** Supplied data follows **

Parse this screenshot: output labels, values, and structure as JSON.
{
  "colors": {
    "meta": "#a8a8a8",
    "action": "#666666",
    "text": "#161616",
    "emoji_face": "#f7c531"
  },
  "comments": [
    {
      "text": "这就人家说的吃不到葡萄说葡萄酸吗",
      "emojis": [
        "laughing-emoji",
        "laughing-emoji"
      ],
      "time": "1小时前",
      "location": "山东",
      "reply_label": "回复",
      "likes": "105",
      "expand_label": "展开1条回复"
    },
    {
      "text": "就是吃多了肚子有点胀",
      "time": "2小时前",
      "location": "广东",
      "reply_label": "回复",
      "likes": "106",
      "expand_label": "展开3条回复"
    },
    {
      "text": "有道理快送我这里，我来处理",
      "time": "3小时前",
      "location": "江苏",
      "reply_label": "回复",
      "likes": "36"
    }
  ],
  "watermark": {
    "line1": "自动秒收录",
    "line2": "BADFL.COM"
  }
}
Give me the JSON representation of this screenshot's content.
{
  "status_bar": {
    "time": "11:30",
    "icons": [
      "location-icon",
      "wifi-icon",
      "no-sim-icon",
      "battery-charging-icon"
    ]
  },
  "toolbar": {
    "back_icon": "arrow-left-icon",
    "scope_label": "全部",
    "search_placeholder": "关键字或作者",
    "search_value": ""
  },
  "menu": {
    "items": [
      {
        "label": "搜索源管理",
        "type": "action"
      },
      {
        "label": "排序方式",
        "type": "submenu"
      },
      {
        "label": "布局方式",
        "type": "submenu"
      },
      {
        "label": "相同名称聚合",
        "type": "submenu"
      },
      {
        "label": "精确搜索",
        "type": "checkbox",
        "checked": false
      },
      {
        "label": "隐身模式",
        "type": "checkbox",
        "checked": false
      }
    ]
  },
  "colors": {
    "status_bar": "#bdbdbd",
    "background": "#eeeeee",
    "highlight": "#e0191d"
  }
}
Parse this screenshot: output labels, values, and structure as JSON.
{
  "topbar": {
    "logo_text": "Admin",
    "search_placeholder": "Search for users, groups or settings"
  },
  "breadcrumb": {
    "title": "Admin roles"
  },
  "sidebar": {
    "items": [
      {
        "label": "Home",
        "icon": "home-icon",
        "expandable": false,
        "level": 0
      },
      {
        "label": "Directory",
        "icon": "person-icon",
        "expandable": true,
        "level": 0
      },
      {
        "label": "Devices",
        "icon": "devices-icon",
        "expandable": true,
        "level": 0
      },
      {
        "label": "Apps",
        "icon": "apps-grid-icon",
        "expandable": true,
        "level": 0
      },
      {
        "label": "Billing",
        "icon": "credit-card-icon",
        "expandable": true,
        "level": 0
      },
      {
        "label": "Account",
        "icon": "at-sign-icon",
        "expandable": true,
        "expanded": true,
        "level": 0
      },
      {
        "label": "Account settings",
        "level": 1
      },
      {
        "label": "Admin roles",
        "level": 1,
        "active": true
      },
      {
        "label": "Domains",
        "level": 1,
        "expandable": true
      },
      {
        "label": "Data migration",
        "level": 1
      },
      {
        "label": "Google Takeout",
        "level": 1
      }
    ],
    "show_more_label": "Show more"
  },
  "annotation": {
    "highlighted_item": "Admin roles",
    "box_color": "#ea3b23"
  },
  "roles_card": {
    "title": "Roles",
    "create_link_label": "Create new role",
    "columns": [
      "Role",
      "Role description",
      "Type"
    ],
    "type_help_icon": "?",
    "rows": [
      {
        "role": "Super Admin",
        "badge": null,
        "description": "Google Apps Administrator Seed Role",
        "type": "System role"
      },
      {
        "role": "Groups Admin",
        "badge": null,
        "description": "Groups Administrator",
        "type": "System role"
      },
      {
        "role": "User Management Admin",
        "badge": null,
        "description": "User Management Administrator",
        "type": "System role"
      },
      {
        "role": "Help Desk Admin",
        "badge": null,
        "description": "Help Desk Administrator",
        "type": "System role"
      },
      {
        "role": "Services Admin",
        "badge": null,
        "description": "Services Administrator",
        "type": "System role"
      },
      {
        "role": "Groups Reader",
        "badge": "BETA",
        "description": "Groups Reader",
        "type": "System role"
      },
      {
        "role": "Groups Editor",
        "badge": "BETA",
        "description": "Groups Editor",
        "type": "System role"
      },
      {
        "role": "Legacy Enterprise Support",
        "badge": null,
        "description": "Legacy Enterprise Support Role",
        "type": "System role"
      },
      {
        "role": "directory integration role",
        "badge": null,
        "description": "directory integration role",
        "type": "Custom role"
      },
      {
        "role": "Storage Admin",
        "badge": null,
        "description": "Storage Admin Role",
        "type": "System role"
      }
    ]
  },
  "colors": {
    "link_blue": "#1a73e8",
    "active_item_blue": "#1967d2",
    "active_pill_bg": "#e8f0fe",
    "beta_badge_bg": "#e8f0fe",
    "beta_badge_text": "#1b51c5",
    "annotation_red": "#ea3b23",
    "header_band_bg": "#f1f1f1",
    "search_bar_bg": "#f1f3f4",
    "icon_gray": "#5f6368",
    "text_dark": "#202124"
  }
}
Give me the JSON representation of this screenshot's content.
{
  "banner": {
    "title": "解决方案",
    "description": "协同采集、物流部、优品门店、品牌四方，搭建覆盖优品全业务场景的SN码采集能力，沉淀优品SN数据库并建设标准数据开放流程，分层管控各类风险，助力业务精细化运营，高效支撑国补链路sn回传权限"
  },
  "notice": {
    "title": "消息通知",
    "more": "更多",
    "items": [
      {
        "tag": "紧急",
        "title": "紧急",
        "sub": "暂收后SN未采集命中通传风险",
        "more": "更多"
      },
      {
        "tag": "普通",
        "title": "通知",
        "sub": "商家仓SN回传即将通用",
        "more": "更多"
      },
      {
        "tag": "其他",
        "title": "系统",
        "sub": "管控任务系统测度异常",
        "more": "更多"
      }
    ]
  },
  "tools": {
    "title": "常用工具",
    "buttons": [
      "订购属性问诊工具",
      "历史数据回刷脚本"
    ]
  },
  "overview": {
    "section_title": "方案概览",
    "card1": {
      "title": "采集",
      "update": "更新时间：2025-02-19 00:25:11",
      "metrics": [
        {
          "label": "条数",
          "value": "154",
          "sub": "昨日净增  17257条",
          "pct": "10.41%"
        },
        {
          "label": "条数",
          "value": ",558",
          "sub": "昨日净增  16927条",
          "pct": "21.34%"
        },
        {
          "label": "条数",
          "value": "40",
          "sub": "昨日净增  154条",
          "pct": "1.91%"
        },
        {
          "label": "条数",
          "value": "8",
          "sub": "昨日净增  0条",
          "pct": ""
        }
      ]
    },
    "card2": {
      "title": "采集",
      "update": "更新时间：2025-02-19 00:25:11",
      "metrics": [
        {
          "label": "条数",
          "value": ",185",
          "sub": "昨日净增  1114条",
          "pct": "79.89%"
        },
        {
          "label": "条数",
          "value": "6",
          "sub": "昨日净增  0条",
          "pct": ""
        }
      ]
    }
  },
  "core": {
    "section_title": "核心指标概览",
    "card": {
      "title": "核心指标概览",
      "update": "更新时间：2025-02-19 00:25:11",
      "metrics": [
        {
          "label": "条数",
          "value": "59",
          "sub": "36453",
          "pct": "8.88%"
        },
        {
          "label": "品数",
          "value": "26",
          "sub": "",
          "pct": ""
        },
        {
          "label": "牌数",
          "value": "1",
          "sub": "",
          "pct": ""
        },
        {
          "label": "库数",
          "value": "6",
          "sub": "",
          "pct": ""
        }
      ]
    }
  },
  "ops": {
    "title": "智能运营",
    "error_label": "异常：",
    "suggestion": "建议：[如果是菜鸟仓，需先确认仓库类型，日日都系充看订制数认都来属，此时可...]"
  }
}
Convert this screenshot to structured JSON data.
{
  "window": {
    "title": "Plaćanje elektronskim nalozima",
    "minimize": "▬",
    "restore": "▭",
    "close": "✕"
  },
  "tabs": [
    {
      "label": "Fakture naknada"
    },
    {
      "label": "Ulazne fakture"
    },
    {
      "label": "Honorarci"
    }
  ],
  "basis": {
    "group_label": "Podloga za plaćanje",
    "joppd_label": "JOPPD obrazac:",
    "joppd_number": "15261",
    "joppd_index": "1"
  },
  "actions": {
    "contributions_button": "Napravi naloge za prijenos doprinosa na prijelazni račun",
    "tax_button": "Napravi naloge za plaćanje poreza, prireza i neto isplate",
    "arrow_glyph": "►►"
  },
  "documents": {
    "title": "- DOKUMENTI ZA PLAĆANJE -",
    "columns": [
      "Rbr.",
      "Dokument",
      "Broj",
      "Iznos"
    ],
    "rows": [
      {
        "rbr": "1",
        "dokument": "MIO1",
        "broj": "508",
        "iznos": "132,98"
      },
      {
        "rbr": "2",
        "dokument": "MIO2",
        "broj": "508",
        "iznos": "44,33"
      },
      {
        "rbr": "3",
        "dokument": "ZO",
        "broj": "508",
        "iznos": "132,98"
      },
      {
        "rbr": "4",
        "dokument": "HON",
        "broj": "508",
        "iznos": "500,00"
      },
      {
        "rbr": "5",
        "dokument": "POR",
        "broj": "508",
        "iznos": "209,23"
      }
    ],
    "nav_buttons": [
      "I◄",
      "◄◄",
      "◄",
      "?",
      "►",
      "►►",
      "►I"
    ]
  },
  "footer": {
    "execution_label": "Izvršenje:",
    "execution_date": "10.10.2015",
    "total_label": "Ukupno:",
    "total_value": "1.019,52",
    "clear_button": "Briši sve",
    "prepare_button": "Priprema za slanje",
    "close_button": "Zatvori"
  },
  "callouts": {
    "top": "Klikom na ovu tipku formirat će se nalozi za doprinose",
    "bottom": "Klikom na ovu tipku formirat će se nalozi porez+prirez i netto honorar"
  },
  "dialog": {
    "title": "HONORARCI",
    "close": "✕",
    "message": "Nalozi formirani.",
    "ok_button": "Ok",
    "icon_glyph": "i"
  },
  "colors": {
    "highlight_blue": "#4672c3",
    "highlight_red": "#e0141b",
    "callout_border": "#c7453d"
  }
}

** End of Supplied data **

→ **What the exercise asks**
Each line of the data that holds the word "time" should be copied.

→ **Output of the exercise**
      "time": "1小时前",
      "time": "2小时前",
      "time": "3小时前",
    "time": "11:30",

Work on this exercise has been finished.